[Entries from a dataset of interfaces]
════════════════

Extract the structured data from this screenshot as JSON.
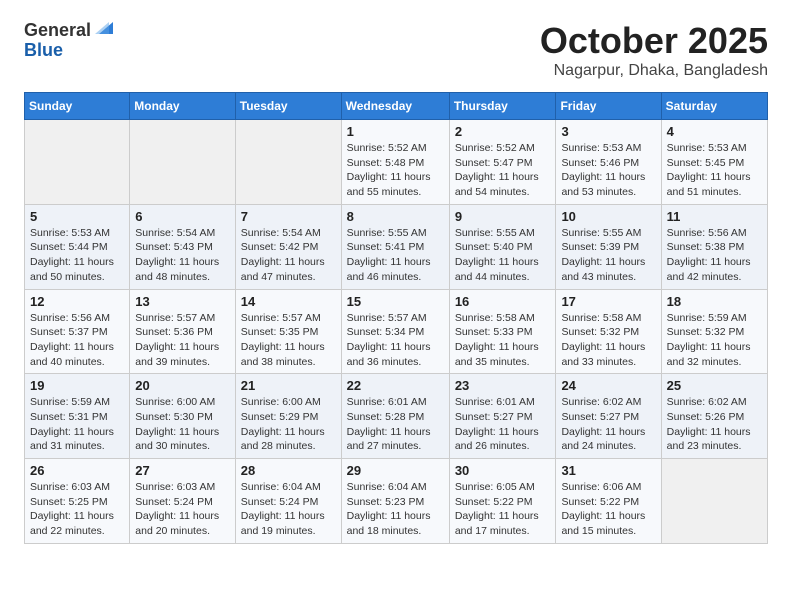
{
  "header": {
    "logo_general": "General",
    "logo_blue": "Blue",
    "title": "October 2025",
    "location": "Nagarpur, Dhaka, Bangladesh"
  },
  "days_of_week": [
    "Sunday",
    "Monday",
    "Tuesday",
    "Wednesday",
    "Thursday",
    "Friday",
    "Saturday"
  ],
  "weeks": [
    [
      {
        "day": "",
        "info": ""
      },
      {
        "day": "",
        "info": ""
      },
      {
        "day": "",
        "info": ""
      },
      {
        "day": "1",
        "info": "Sunrise: 5:52 AM\nSunset: 5:48 PM\nDaylight: 11 hours\nand 55 minutes."
      },
      {
        "day": "2",
        "info": "Sunrise: 5:52 AM\nSunset: 5:47 PM\nDaylight: 11 hours\nand 54 minutes."
      },
      {
        "day": "3",
        "info": "Sunrise: 5:53 AM\nSunset: 5:46 PM\nDaylight: 11 hours\nand 53 minutes."
      },
      {
        "day": "4",
        "info": "Sunrise: 5:53 AM\nSunset: 5:45 PM\nDaylight: 11 hours\nand 51 minutes."
      }
    ],
    [
      {
        "day": "5",
        "info": "Sunrise: 5:53 AM\nSunset: 5:44 PM\nDaylight: 11 hours\nand 50 minutes."
      },
      {
        "day": "6",
        "info": "Sunrise: 5:54 AM\nSunset: 5:43 PM\nDaylight: 11 hours\nand 48 minutes."
      },
      {
        "day": "7",
        "info": "Sunrise: 5:54 AM\nSunset: 5:42 PM\nDaylight: 11 hours\nand 47 minutes."
      },
      {
        "day": "8",
        "info": "Sunrise: 5:55 AM\nSunset: 5:41 PM\nDaylight: 11 hours\nand 46 minutes."
      },
      {
        "day": "9",
        "info": "Sunrise: 5:55 AM\nSunset: 5:40 PM\nDaylight: 11 hours\nand 44 minutes."
      },
      {
        "day": "10",
        "info": "Sunrise: 5:55 AM\nSunset: 5:39 PM\nDaylight: 11 hours\nand 43 minutes."
      },
      {
        "day": "11",
        "info": "Sunrise: 5:56 AM\nSunset: 5:38 PM\nDaylight: 11 hours\nand 42 minutes."
      }
    ],
    [
      {
        "day": "12",
        "info": "Sunrise: 5:56 AM\nSunset: 5:37 PM\nDaylight: 11 hours\nand 40 minutes."
      },
      {
        "day": "13",
        "info": "Sunrise: 5:57 AM\nSunset: 5:36 PM\nDaylight: 11 hours\nand 39 minutes."
      },
      {
        "day": "14",
        "info": "Sunrise: 5:57 AM\nSunset: 5:35 PM\nDaylight: 11 hours\nand 38 minutes."
      },
      {
        "day": "15",
        "info": "Sunrise: 5:57 AM\nSunset: 5:34 PM\nDaylight: 11 hours\nand 36 minutes."
      },
      {
        "day": "16",
        "info": "Sunrise: 5:58 AM\nSunset: 5:33 PM\nDaylight: 11 hours\nand 35 minutes."
      },
      {
        "day": "17",
        "info": "Sunrise: 5:58 AM\nSunset: 5:32 PM\nDaylight: 11 hours\nand 33 minutes."
      },
      {
        "day": "18",
        "info": "Sunrise: 5:59 AM\nSunset: 5:32 PM\nDaylight: 11 hours\nand 32 minutes."
      }
    ],
    [
      {
        "day": "19",
        "info": "Sunrise: 5:59 AM\nSunset: 5:31 PM\nDaylight: 11 hours\nand 31 minutes."
      },
      {
        "day": "20",
        "info": "Sunrise: 6:00 AM\nSunset: 5:30 PM\nDaylight: 11 hours\nand 30 minutes."
      },
      {
        "day": "21",
        "info": "Sunrise: 6:00 AM\nSunset: 5:29 PM\nDaylight: 11 hours\nand 28 minutes."
      },
      {
        "day": "22",
        "info": "Sunrise: 6:01 AM\nSunset: 5:28 PM\nDaylight: 11 hours\nand 27 minutes."
      },
      {
        "day": "23",
        "info": "Sunrise: 6:01 AM\nSunset: 5:27 PM\nDaylight: 11 hours\nand 26 minutes."
      },
      {
        "day": "24",
        "info": "Sunrise: 6:02 AM\nSunset: 5:27 PM\nDaylight: 11 hours\nand 24 minutes."
      },
      {
        "day": "25",
        "info": "Sunrise: 6:02 AM\nSunset: 5:26 PM\nDaylight: 11 hours\nand 23 minutes."
      }
    ],
    [
      {
        "day": "26",
        "info": "Sunrise: 6:03 AM\nSunset: 5:25 PM\nDaylight: 11 hours\nand 22 minutes."
      },
      {
        "day": "27",
        "info": "Sunrise: 6:03 AM\nSunset: 5:24 PM\nDaylight: 11 hours\nand 20 minutes."
      },
      {
        "day": "28",
        "info": "Sunrise: 6:04 AM\nSunset: 5:24 PM\nDaylight: 11 hours\nand 19 minutes."
      },
      {
        "day": "29",
        "info": "Sunrise: 6:04 AM\nSunset: 5:23 PM\nDaylight: 11 hours\nand 18 minutes."
      },
      {
        "day": "30",
        "info": "Sunrise: 6:05 AM\nSunset: 5:22 PM\nDaylight: 11 hours\nand 17 minutes."
      },
      {
        "day": "31",
        "info": "Sunrise: 6:06 AM\nSunset: 5:22 PM\nDaylight: 11 hours\nand 15 minutes."
      },
      {
        "day": "",
        "info": ""
      }
    ]
  ]
}
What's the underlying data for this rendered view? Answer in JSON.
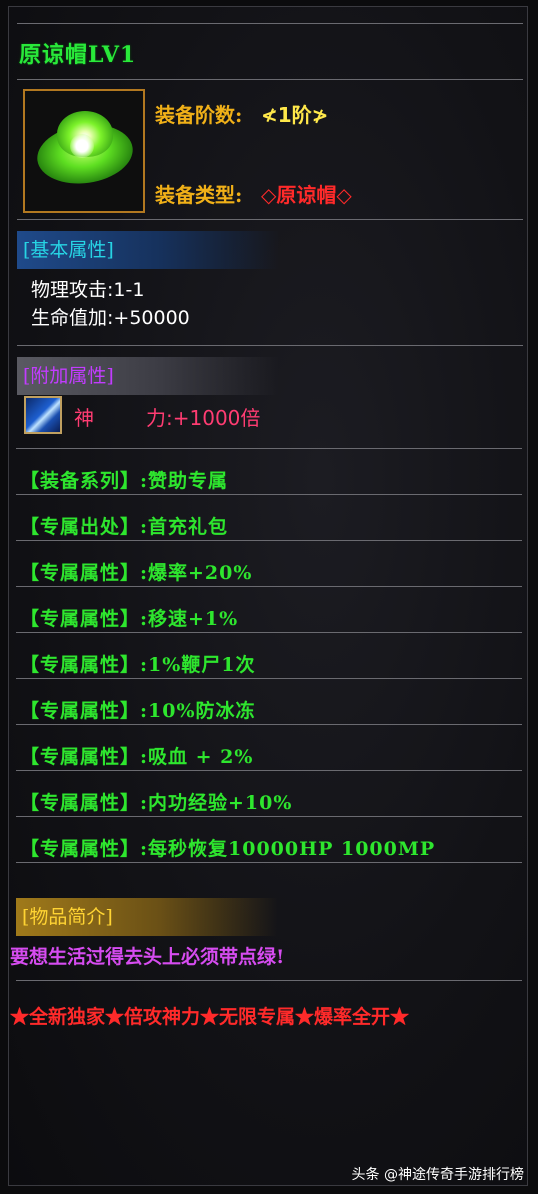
{
  "item": {
    "title": "原谅帽LV1",
    "icon": "green-hat-icon",
    "rank_label": "装备阶数:",
    "rank_value": "≮1阶≯",
    "type_label": "装备类型:",
    "type_value": "◇原谅帽◇"
  },
  "basic": {
    "header": "[基本属性]",
    "lines": [
      "物理攻击:1-1",
      "生命值加:+50000"
    ]
  },
  "extra": {
    "header": "[附加属性]",
    "skill_icon": "sword-icon",
    "skill_name": "神",
    "skill_value": "力:+1000倍"
  },
  "exclusive_rows": [
    "【装备系列】:赞助专属",
    "【专属出处】:首充礼包",
    "【专属属性】:爆率+20%",
    "【专属属性】:移速+1%",
    "【专属属性】:1%鞭尸1次",
    "【专属属性】:10%防冰冻",
    "【专属属性】:吸血 + 2%",
    "【专属属性】:内功经验+10%",
    "【专属属性】:每秒恢复10000HP 1000MP"
  ],
  "description": {
    "header": "[物品简介]",
    "text": "要想生活过得去头上必须带点绿!"
  },
  "slogan": "★全新独家★倍攻神力★无限专属★爆率全开★",
  "watermark": "头条 @神途传奇手游排行榜",
  "colors": {
    "title": "#29e93a",
    "label": "#f0b018",
    "rank_value": "#ffe84a",
    "type_value": "#ff2a2a",
    "skill": "#ff3c72",
    "exclusive": "#2ee62e",
    "desc": "#d64cf0",
    "slogan": "#ff2a2a"
  }
}
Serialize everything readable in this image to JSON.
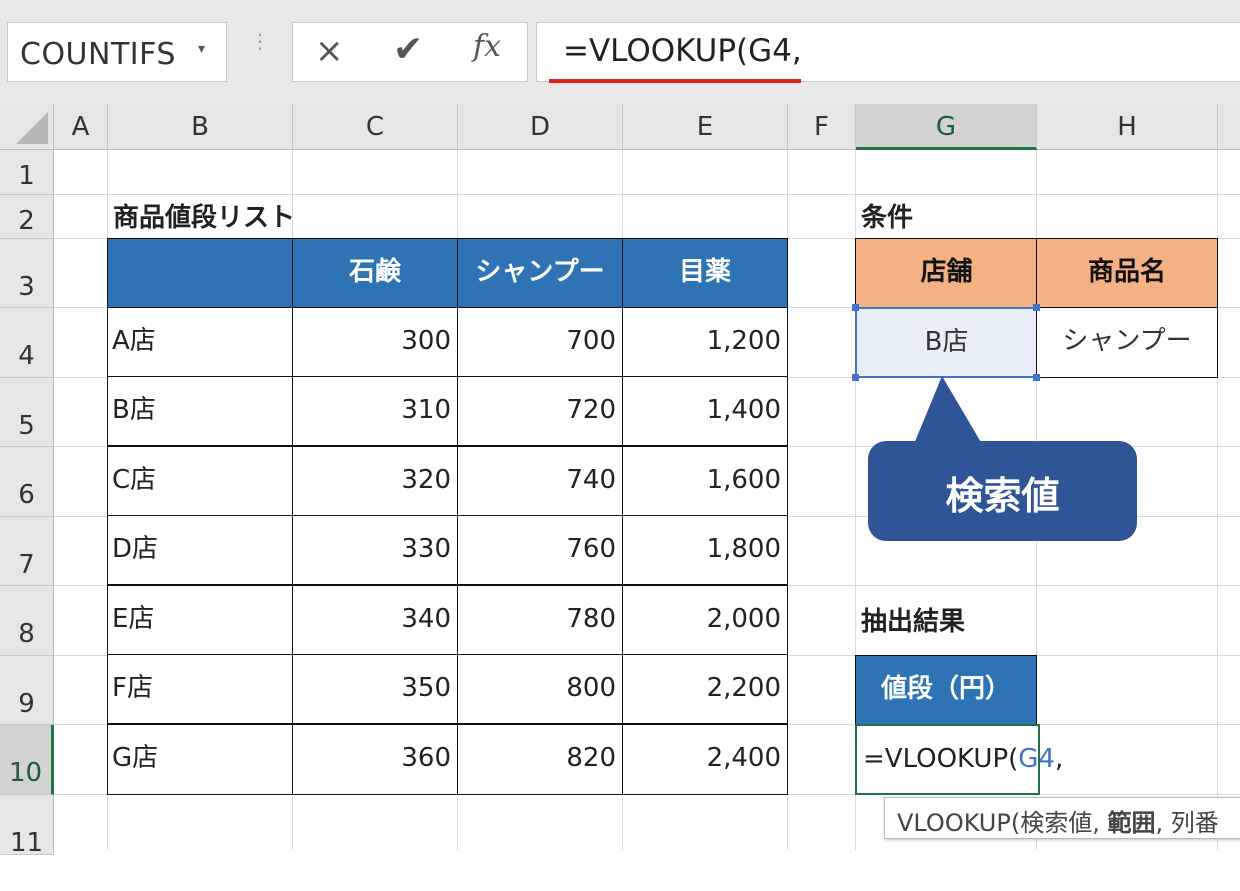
{
  "name_box": {
    "value": "COUNTIFS"
  },
  "formula_bar": {
    "cancel_icon": "×",
    "enter_icon": "✔",
    "fx_label": "fx",
    "formula": "=VLOOKUP(G4,"
  },
  "columns": [
    "A",
    "B",
    "C",
    "D",
    "E",
    "F",
    "G",
    "H"
  ],
  "rows": [
    "1",
    "2",
    "3",
    "4",
    "5",
    "6",
    "7",
    "8",
    "9",
    "10",
    "11"
  ],
  "selected_column": "G",
  "selected_row": "10",
  "price_list": {
    "title": "商品値段リスト",
    "headers": [
      "",
      "石鹸",
      "シャンプー",
      "目薬"
    ],
    "rows": [
      {
        "store": "A店",
        "values": [
          "300",
          "700",
          "1,200"
        ]
      },
      {
        "store": "B店",
        "values": [
          "310",
          "720",
          "1,400"
        ]
      },
      {
        "store": "C店",
        "values": [
          "320",
          "740",
          "1,600"
        ]
      },
      {
        "store": "D店",
        "values": [
          "330",
          "760",
          "1,800"
        ]
      },
      {
        "store": "E店",
        "values": [
          "340",
          "780",
          "2,000"
        ]
      },
      {
        "store": "F店",
        "values": [
          "350",
          "800",
          "2,200"
        ]
      },
      {
        "store": "G店",
        "values": [
          "360",
          "820",
          "2,400"
        ]
      }
    ]
  },
  "conditions": {
    "title": "条件",
    "store_header": "店舗",
    "product_header": "商品名",
    "store_value": "B店",
    "product_value": "シャンプー"
  },
  "callout": {
    "text": "検索値"
  },
  "result": {
    "title": "抽出結果",
    "header": "値段（円）",
    "edit_prefix": "=VLOOKUP(",
    "edit_ref": "G4",
    "edit_suffix": ","
  },
  "tooltip": {
    "prefix": "VLOOKUP(検索値, ",
    "bold_arg": "範囲",
    "suffix": ", 列番"
  },
  "colors": {
    "table_header": "#2e74b5",
    "condition_header": "#f4b183",
    "callout": "#2f5597",
    "reference": "#4472c4",
    "selection": "#217346"
  }
}
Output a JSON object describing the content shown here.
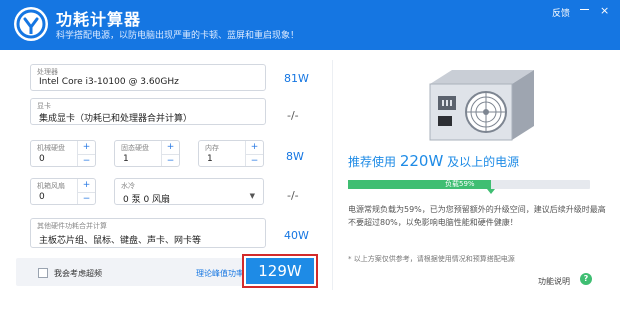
{
  "header": {
    "title": "功耗计算器",
    "subtitle": "科学搭配电源，以防电脑出现严重的卡顿、蓝屏和重启现象！",
    "feedback": "反馈",
    "close": "×"
  },
  "fields": {
    "cpu": {
      "label": "处理器",
      "value": "Intel Core i3-10100 @ 3.60GHz",
      "watt": "81W"
    },
    "gpu": {
      "label": "显卡",
      "value": "集成显卡（功耗已和处理器合并计算）",
      "watt": "-/-"
    },
    "hdd": {
      "label": "机械硬盘",
      "value": "0"
    },
    "ssd": {
      "label": "固态硬盘",
      "value": "1"
    },
    "ram": {
      "label": "内存",
      "value": "1",
      "watt": "8W"
    },
    "fan": {
      "label": "机箱风扇",
      "value": "0"
    },
    "water": {
      "label": "水冷",
      "value": "0 泵 0 风扇",
      "watt": "-/-"
    },
    "other": {
      "label": "其他硬件功耗合并计算",
      "value": "主板芯片组、鼠标、键盘、声卡、网卡等",
      "watt": "40W"
    },
    "stepper_plus": "+",
    "stepper_minus": "−"
  },
  "bottom": {
    "overclock_label": "我会考虑超频",
    "peak_link": "理论峰值功率",
    "total": "129W"
  },
  "recommend": {
    "prefix": "推荐使用",
    "watt": "220W",
    "suffix": "及以上的电源",
    "load_label": "负载59%",
    "load_fraction": 0.59,
    "advice": "电源常规负载为59%，已为您预留额外的升级空间，建议后续升级时最高不要超过80%，以免影响电脑性能和硬件健康！",
    "note": "* 以上方案仅供参考，请根据使用情况和预算搭配电源",
    "help_label": "功能说明",
    "help_icon": "?"
  },
  "colors": {
    "brand": "#1576e2",
    "button": "#1e8be6",
    "load": "#3fbe72",
    "highlight": "#d32a2a"
  }
}
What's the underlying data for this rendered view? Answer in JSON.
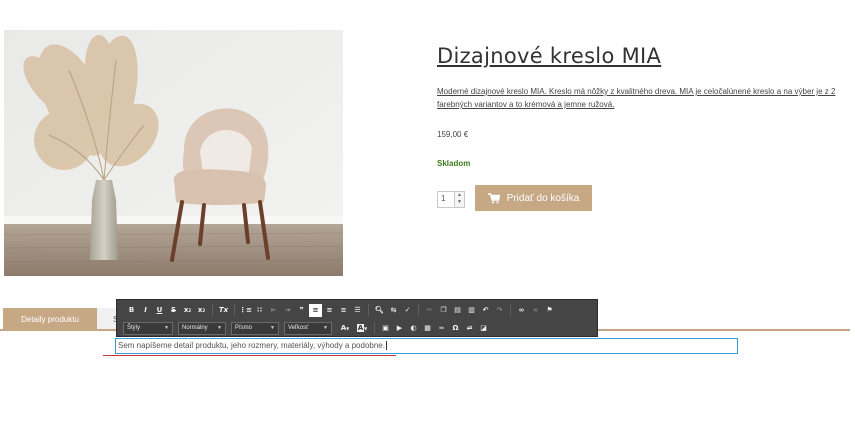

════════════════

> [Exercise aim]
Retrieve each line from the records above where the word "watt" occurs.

> [Exercise result]
      "watt": "81W"
      "watt": "-/-"
      "watt": "8W"
      "watt": "-/-"
      "watt": "40W"
    "watt": "220W",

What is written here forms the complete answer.